Sustainably made honors cords adorned by 281 U-M graduates this year
Jamie Sherman Blinder
By Safiya Merchant
A decade after retiring from the University of Michigan, Allen Samuels still helps Wolverines reach their dreams — one design at a time.
Before joining the faculty in 1975, Samuels, professor emeritus and dean emeritus in the Penny W. Stamps School of Art & Design, worked as an industrial designer for companies like Westinghouse, Corning Glass Works, and Black and Decker.
Samuels can trace his love for creating back to his childhood. He says he took things apart, his grandfather often handing him a screwdriver and a clock or other piece of “junk” to keep him busy.
“I wanted to invent things, and that’s what product design really is,” Samuels said. “Our discipline is about the culture. It’s about designing objects that enable humans to enrich the culture.”
After serving as dean of the art school from 1993-99, he retired from the university in 2008. Nowadays, Samuels spends his time designing products without the pressures of meeting profitability or client goals. Inside his Ann Arbor studio, crammed to the ceiling with prototypes of various colors and shapes, his products often focus on issues of aging, disability and disaster relief.
But even in retirement, Samuels isn’t taking a break from teaching. He uses his spare time to help U-M students develop their own designs and launch businesses that tackle social issues and empower others. With his years of design experience, Samuels now passes the torch to a new generation of entrepreneurs to use design for the public good.

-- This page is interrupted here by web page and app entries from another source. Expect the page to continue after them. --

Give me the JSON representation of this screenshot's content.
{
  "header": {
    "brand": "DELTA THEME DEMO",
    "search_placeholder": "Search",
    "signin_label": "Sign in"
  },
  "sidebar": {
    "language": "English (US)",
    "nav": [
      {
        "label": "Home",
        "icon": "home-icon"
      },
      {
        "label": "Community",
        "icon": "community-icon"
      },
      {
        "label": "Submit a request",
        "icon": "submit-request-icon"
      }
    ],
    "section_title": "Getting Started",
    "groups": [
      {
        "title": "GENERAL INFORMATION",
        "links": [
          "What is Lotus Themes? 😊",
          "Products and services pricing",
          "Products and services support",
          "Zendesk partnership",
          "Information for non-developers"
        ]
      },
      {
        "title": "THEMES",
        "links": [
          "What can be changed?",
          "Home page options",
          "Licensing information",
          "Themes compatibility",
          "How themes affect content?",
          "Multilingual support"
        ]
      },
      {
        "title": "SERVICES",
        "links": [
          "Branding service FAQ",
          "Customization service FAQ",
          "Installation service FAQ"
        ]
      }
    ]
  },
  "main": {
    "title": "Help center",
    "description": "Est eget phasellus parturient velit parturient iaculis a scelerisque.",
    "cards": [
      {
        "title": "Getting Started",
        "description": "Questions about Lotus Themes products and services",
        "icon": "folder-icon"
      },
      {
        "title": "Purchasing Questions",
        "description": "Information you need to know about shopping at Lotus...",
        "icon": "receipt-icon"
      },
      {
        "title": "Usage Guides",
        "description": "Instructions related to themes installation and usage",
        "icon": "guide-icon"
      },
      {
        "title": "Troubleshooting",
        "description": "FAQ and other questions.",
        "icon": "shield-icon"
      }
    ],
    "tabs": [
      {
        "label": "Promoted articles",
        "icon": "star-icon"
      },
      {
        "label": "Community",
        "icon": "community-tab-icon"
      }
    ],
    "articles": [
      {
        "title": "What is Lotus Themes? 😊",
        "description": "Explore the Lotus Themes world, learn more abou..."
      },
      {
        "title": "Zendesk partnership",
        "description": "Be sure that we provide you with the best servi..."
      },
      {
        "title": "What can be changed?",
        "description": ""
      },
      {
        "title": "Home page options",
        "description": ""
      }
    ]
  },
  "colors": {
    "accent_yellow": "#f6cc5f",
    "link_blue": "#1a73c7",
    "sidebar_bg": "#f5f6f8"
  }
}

College of Engineering alumna Laura Murphy connected with Samuels through optiMize, a U-M student community developing social impact projects. Murphy, the co-founder and chief executive officer of Adapt Design, said Samuels collaborated with her startup to help it develop products for people living with disabilities.
“Allen really embraced our work because he does a lot of similar work for elderly and people with disabilities,” Murphy said. “So he began to critique our work and show his perspective on what we were doing. We just really connected and have been working together ever since.”
Samuels and Murphy co-designed a set of inexpensive foam blocks that can be used as positioning devices for people who use wheelchairs. The devices, which allow for varied ways to use a wheelchair and to support posture, are designed so that those who use wheelchairs can feel more comfortable without a hefty price tag, Murphy said.
“He’s just such a supportive mentor for us, an honest critiquer of all of our ideas,” Murphy said. “Every time I go over to his studio I’m bringing in eight other things and he’ll noodle on it for a week and then come back a week later with all these different ideas. I can’t say enough how just transformative he’s been in helping us to do what we’re doing.”
Samuels also works with School of Social Work alumna Lindsay “Charlie” Brink to develop a social enterprise through socially conscious design. Brink’s social enterprise, DreamNest Beds LLC, developed around a startling data point she discovered involving the high rate of infant sleep-related deaths experienced by African-American, low-income mothers in Detroit.
Although the safe choice for infants is to place them alone in a crib on their back to sleep, some caretakers do not have access to these resources, Brink said. Some parents instead sleep with their newborn infants in adult beds, where the risk is greater of infants falling, getting smothered by a soft mattress or blankets, becoming trapped between a wall or headboard. Parents also can accidentally roll over their children.
To address this problem, Brink wanted to develop a bed for infants, and eventually connected with Samuels.
“Every time we’ve met I’ve had something new for her to see and I think it’s great fun,” Samuels said.
Together, Samuels and Brink developed a group of low-cost products to potentially enhance infant safety during sleep time and make safe sleeping choices accessible to all families. They include a sturdy, portable cardboard cradle and a cardboard platform with raised sides so an infant can sleep unharmed.
Brink, who has participated in the Peace Corps and conducts research in Africa, said hospitals and clinics in that area have expressed interest in her creations.
“The social aspect of it is the driving force to me, knowing that we have a product that really solves a problem for people, and if I don’t push it out, no one else is going to get it out there,” Brink said.
By working with Samuels, Brink said, she feels as if she has received a master’s degree in design — or at least a piece of one — for free.
“It’s definitely changed the way I think about social solutions,” Brink said. “I’ve given a couple of talks to different classes because as social workers, typically, we think programs and system changes. … This is just another method to address social problems.”
While Samuels’ expertise has helped some students reach their goals, Samuels said continuing to work with students in retirement has offered him gifts as well.
“My goal is to live out my life feeling like I’m whole,” Samuels said, adding that in retirement he misses interactions with students the most. “If I didn’t decide to retire and try other things, I could have taught till I died.”
Jamie Sherman Blinder
By: Fernanda Pires